A few days ago, as I was heading into my house through the side door, I noticed what appeared to be a blob of yellowish dust on the siding near the doorway. When I gently touched the dust ball with a fingertip in an attempt to dislodge it, the blob exploded into a cloud of yellow dust fragments. Each of the dust fragments was moving! Closer examination with a magnifying glass revealed that each of the dust fragments was a tiny yellow spiderling, little more than a millimeter in size, attached to the siding by a gossamer thread of silk. A few minutes with Ohio spider expert Richard Bradley’s superb new book, Common Spiders of North America, indicated that the spiderlings, which numbered more than a hundred, were probably the progeny of a European Garden Spider, Araneus diatematus.
The following morning, the spiderlings had regrouped into a ball which was suspended by silk inside the leaves of an Asiatic lily that I had planted several years ago near the side door. Moving carefully so as not to disturb the slumbering spiderlings, I set up my Nikon D7200 with a Sigma 150mm Macro lens and a Nikon ringlight on a tripod, and was able to obtain a few photographs of the huddled mass of baby spiders.

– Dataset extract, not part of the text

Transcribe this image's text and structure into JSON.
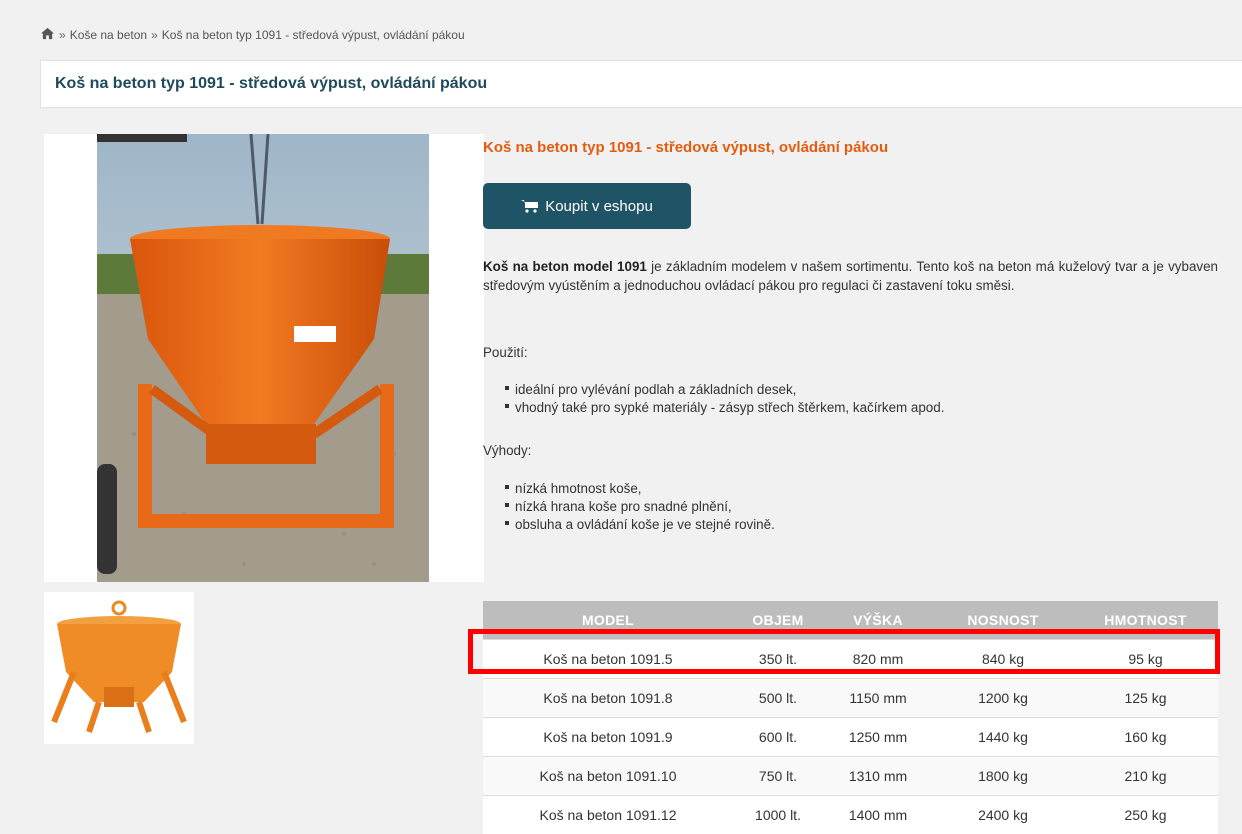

An adult female European garden spider had laid several hundred eggs in late summer or early fall last year, then wrapped them in a cocoon of brown silk and deposited the egg sac under the siding, which provided a sheltered place for the egg sac to overwinter. The female spider usually dies shortly after laying her eggs.
The tiny baby spiders, known as spiderlings, all hatch at the same time, and go through several molts until they start to resemble an adult garden spider in shape and body markings. During this time the spiderlings do not feed, but obtain nourishment from an internal yolk sac.
After another molt, the spiderlings develop fangs and are able to feed. They soon discover that their brothers and sisters make a nourishing and nearby meal, and cannibalism becomes rampant.
In order to survive, the spiderlings begin to disperse, using an ingenious technique known as ballooning. Each spiderling uses its spinnerets to create strands of silk. As the wind catches the silken threads, the tiny spider is lifted into the air and “balloons” to a new location, where it continues to molt several more times before it becomes an adult spider. Only a tiny fraction of the hundreds of baby spiderlings will survive to become an adult garden spider like the handsome predator shown below.
Baby spider, black and yellow
Such a handsome little fellow
Quickly – learn to use your spinner
Or you’ll become your sibling’s dinner.
Spin your line, and then balloon
Catch the wind and do it soon
Ride the breeze until you come
To land where you can make a home.
Then weave your web, a silken snare
To lure your prey into your lair
Garden spider, black and gold
Live long, until the days turn cold.